What needs to be done:
Where does the string "glyph" appear in the records? Copy each line that holds it.

(Stored items)
※ ※ ※

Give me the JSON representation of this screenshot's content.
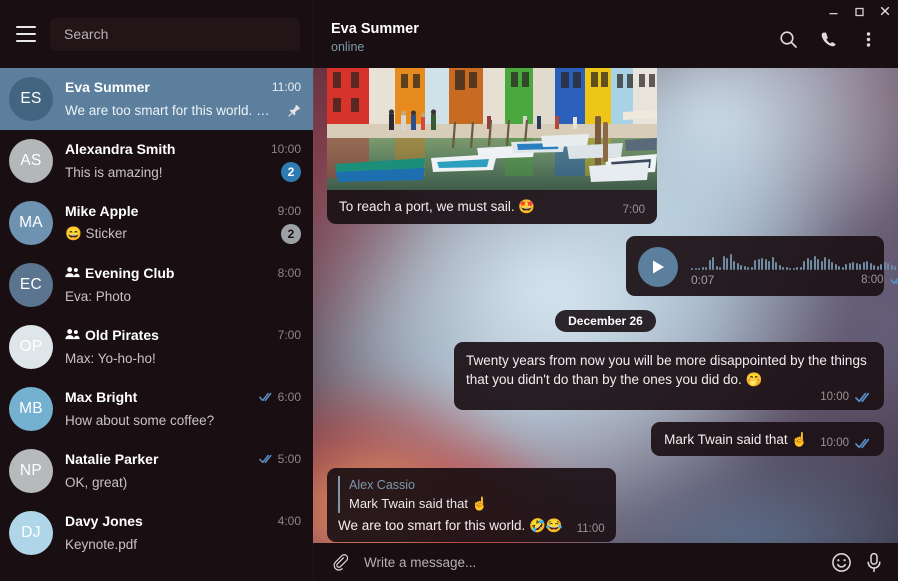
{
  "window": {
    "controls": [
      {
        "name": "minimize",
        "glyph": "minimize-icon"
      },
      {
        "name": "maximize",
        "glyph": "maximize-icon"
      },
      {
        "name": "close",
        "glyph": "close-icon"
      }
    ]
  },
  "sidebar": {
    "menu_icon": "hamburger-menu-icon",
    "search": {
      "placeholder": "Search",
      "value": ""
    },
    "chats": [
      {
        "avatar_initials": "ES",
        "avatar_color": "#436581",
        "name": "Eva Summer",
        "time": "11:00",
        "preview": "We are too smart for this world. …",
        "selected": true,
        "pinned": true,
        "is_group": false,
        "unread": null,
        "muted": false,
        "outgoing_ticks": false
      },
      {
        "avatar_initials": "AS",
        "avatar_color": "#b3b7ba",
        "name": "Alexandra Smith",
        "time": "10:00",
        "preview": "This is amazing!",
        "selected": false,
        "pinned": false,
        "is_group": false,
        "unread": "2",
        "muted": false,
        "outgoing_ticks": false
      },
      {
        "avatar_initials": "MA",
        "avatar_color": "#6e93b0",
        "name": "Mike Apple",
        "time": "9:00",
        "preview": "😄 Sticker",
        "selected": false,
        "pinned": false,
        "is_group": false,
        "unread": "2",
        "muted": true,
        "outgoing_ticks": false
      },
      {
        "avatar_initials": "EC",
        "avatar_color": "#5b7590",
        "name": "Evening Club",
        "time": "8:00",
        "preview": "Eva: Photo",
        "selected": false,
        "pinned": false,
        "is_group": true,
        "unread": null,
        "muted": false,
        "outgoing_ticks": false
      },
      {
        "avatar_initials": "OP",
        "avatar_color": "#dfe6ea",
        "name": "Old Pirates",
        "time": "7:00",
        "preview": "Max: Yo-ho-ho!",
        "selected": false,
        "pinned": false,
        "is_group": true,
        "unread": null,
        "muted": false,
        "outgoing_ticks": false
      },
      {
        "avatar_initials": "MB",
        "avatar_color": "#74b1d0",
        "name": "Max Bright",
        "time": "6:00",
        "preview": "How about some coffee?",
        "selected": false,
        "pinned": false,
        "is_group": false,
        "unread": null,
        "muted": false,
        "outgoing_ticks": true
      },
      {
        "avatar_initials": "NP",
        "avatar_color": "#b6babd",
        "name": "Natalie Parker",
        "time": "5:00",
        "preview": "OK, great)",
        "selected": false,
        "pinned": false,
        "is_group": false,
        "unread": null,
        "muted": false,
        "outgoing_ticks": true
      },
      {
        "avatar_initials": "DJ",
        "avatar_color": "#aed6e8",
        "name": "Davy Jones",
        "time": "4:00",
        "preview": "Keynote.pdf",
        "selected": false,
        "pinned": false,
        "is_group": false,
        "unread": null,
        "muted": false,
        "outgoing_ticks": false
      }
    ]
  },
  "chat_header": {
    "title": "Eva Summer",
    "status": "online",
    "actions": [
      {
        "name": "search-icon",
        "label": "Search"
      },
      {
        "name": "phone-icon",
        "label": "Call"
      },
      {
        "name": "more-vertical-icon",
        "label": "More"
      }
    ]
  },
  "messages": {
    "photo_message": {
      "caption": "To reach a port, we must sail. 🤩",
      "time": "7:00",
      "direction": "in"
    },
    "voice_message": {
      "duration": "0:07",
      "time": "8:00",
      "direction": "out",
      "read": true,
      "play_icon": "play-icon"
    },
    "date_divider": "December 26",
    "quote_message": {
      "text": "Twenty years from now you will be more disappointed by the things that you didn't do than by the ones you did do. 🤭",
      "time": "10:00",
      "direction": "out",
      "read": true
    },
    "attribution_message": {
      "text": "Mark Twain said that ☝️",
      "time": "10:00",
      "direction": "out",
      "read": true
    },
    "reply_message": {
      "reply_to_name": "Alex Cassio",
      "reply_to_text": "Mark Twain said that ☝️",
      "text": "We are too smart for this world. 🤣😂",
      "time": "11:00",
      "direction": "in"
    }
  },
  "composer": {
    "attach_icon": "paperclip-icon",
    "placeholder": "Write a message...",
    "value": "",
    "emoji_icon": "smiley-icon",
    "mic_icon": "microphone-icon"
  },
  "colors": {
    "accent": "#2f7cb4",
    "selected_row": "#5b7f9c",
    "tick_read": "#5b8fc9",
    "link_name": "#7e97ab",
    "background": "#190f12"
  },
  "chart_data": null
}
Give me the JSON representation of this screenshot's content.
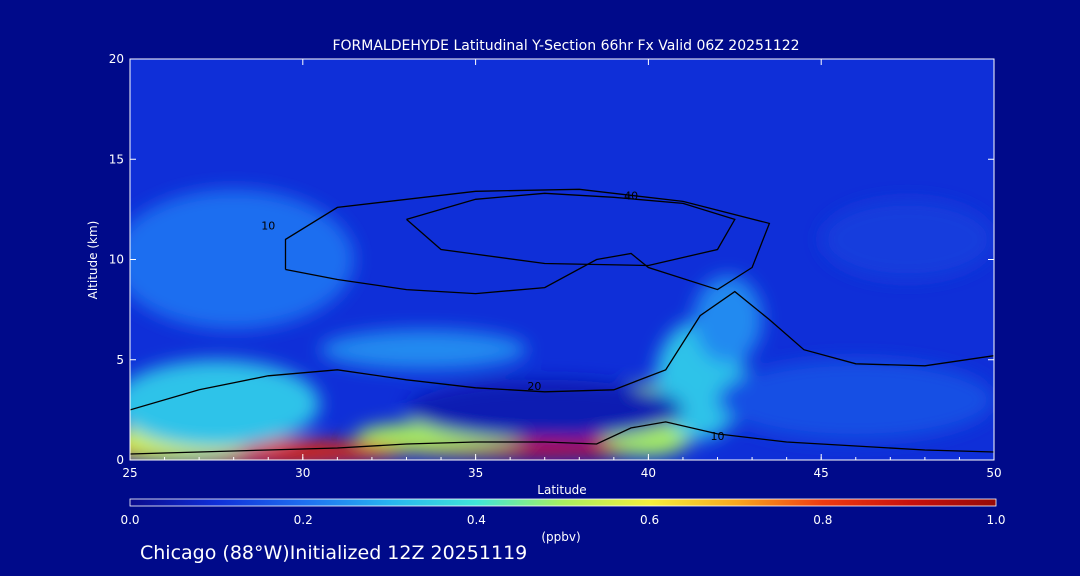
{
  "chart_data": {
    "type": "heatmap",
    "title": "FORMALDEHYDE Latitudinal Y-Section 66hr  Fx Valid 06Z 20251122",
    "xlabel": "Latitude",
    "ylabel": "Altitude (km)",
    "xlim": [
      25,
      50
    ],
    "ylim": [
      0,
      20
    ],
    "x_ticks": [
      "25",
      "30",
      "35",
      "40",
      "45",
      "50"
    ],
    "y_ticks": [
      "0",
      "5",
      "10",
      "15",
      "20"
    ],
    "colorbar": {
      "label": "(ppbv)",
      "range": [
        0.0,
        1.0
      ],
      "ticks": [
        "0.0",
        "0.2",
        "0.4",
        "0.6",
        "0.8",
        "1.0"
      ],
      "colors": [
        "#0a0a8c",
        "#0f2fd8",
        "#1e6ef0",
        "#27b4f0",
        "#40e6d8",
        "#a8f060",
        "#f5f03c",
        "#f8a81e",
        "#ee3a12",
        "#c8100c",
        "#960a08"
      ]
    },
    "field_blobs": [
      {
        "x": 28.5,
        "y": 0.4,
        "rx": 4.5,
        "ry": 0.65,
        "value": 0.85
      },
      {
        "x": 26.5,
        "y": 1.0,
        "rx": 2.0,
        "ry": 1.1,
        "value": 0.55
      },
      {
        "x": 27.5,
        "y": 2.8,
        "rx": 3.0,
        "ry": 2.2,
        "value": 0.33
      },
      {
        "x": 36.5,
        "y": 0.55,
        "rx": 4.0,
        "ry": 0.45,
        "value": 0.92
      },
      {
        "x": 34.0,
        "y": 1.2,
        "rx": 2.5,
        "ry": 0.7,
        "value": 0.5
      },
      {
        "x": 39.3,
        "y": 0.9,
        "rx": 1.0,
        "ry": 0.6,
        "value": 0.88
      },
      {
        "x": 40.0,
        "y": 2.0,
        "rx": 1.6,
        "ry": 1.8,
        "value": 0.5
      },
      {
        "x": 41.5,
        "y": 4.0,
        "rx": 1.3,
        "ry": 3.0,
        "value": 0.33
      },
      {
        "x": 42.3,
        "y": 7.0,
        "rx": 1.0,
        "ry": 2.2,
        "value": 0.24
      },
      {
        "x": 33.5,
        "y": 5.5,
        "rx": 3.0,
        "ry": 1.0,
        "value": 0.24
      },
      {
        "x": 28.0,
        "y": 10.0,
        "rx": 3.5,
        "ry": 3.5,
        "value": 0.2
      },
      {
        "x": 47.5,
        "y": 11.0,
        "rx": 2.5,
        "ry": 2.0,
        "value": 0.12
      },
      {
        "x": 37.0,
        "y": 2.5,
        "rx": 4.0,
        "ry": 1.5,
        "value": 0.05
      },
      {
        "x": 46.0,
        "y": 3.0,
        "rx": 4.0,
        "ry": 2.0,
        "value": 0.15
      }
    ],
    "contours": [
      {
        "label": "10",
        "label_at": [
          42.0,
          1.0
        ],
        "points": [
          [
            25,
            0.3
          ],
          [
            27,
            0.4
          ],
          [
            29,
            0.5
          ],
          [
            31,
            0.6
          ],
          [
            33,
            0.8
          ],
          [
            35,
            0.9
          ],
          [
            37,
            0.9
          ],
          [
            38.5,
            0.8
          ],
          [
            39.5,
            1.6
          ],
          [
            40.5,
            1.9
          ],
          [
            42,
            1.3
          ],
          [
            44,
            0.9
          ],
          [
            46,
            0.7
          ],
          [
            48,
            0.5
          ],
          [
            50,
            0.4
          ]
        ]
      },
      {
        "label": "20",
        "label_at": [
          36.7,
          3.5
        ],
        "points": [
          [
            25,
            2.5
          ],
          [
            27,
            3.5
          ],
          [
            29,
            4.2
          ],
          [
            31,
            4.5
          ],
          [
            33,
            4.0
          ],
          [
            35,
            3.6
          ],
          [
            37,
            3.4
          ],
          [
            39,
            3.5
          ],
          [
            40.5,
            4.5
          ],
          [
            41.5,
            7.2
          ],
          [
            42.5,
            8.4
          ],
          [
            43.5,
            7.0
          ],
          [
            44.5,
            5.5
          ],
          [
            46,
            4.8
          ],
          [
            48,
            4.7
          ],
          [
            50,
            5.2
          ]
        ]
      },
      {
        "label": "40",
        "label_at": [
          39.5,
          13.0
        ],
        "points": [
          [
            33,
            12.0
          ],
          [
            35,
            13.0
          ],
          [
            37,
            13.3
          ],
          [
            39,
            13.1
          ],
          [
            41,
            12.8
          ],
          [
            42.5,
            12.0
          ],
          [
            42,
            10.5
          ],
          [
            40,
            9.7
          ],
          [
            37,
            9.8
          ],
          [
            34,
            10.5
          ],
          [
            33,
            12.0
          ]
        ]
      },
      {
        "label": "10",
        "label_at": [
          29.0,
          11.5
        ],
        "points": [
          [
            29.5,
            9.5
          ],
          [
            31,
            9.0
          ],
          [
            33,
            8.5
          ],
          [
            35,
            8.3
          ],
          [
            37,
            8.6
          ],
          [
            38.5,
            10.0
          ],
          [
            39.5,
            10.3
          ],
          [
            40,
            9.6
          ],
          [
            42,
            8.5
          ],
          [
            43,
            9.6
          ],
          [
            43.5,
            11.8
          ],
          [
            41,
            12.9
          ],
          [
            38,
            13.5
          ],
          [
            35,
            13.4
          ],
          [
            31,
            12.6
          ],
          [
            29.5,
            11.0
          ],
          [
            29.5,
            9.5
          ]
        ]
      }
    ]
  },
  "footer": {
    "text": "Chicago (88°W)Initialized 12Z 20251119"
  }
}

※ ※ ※

Completed exercise:
        "glyph": "minimize-icon"
        "glyph": "maximize-icon"
        "glyph": "close-icon"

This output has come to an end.